4. Labs

Officials at the Gemological Institute of America’s grading lab have sounded alarms over an increase in the amount of large HPHT-processed stones submitted without disclosure. Now they are taking action. Lab senior vice president Tom Moses told JCK on March 22 that the Institute had cut off a number of clients who had repeatedly sent in processed gemstones without disclosure. Clients are required, said Moses, “to disclose their knowledge—or even suspicion—that their gem material has undergone” treatment. Even so, the Institute stressed it will only axe clients it fears are trying to fool the GIA: “The overwhelming majority of GIA clients ­operate with integrity and good faith.”


Gia

A 20.36 ct. HPHT-treated D-color diamond sent to GIA’s New York lab, where high-tech equipment (below) aids detection


Gia

5. Legacy

Pearl dealers are mourning the loss of ­industry legend Salvador J. Assael, who died April 1 at age 89 after a brief illness. A World War II ­veteran, he fought in the famed Battle of the Bulge, and entered his family jewelry business after the war. Assael is credited with helping to bring Tahitian pearls to the market in the 1970s. His enthusiastic promotion eventually made them so popular that in 1998, the Italian-born dealer was honored by the Order of Tahiti Nui, which recognizes distinguished service to French Polynesia. That year, he told the PBS program NOVA: “I love pearls beyond anything. I love my family most of all, I love my office staff most of all, but, after that, I love pearls.… There’s a warmth to [the pearl] that no other gemstone has.”


Assael baroque pearl and diamond brooch

6. Luxury

Cartier belongs to Richemont, as does Van Cleef & Arpels. Bulgari just joined LVMH. Could Tiffany be the next name swallowed by a luxury conglomerate? Some market watchers think so. “Analysts and bankers say the U.S. jeweler, which has a market capitalization of $8 billion, is likely to be snapped up,” according to a March 16 Reuters article. One financial adviser told the newswire that French conglomerate PPR, which owns Gucci and Parisian jeweler Boucheron, “looked seriously” at buying Tiffany in the past, but couldn’t finance it. In the wake of the Bulgari deal, “they may start looking at it again.”


iStockphoto

7. Diamonds

Diamond prices rose an average of 6 percent in March, according to ­Rapaport Research, leading some to wonder whether the rapid upward spiral has more to do with speculation than with market fundamentals. Now that view has been endorsed by one of the most powerful men in the industry: Fyodor Andreev, CEO of Alrosa, the world’s largest diamond producer. In a March 18 interview on Bloomberg.com, Andreev noted his company’s rough prices are now 8 percent higher than they were in 2008 before the financial crisis, even though the retail market hasn’t fully recovered. For rough and polished to be so out of whack is “dangerous,” Andreev said—implicitly warning that regardless of how fast something rises, it can fall just as quickly.

 

8. Law

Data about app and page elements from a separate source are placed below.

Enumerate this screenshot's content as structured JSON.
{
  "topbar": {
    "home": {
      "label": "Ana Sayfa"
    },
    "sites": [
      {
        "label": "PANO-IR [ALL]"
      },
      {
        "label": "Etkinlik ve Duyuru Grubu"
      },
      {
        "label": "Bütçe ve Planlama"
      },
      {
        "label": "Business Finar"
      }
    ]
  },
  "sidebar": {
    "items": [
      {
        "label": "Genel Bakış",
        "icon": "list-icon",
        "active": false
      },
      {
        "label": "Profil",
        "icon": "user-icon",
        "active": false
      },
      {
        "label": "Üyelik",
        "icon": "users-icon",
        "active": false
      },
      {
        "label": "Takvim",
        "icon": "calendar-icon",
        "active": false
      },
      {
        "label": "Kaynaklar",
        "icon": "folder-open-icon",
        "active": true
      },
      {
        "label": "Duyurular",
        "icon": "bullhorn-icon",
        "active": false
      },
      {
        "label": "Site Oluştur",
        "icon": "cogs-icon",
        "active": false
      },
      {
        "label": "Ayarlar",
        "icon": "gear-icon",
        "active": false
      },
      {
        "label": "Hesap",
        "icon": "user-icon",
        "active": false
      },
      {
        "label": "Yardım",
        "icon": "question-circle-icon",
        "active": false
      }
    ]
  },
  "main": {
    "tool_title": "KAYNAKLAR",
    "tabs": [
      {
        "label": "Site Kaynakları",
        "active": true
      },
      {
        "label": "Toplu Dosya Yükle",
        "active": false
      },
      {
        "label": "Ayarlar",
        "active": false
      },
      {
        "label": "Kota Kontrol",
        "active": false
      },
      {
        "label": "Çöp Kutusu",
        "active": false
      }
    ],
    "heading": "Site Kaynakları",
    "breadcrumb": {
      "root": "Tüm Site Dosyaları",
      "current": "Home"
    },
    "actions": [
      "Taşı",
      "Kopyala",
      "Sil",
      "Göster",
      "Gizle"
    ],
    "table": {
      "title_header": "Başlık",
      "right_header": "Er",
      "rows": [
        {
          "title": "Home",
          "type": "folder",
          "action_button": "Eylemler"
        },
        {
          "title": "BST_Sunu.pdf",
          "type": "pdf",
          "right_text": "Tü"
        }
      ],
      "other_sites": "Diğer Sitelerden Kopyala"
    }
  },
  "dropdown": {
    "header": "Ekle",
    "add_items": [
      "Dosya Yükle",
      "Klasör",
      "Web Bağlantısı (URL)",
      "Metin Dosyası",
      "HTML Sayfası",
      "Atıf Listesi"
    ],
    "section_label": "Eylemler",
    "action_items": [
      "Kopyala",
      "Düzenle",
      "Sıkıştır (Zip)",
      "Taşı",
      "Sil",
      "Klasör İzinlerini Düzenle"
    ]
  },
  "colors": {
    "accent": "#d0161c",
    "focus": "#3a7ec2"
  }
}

Jewelers had long been wary about the provision in the Affordable Care Act that would require them to file 1099 forms for most of their vendors; one Maryland retailer, Seth Shipley, even testified in Congress against it. On April 5, the Senate voted to eliminate the provision, following in the House’s footsteps. At press time, the measure seemed certain to be repealed; all that remained was for President Obama to sign the bill.

 

9. Crime

Here’s a (good) news flash about the jewelry industry: It’s getting safer. According to the Jewelers’ Security Alliance, the total number of crimes against the jewelry industry decreased 4.5 percent in 2010, and total losses declined 17.3 percent. JSA executive director John Kennedy attributes the drop to increased efforts by the FBI and local law enforcement agencies, but stresses that the fight against jewelry crime is far from over: “Much progress has been made in the last decade. But the risk of crime and violence is something that jewelers still face every day.”

 

10. Stats

The numbers “are still showing improvement,” says Jewelers Board of Trade president Dion Kenyon. “From a macro sense, things are definitely getting better.” Still, she feels “things quieted down for the industry” a bit in March. “Consumers seem to be a little more cautious,” she says. “But the top end is still seeing a strong performance. We are not going backwards, but I feel like the momentum has slowed a bit.”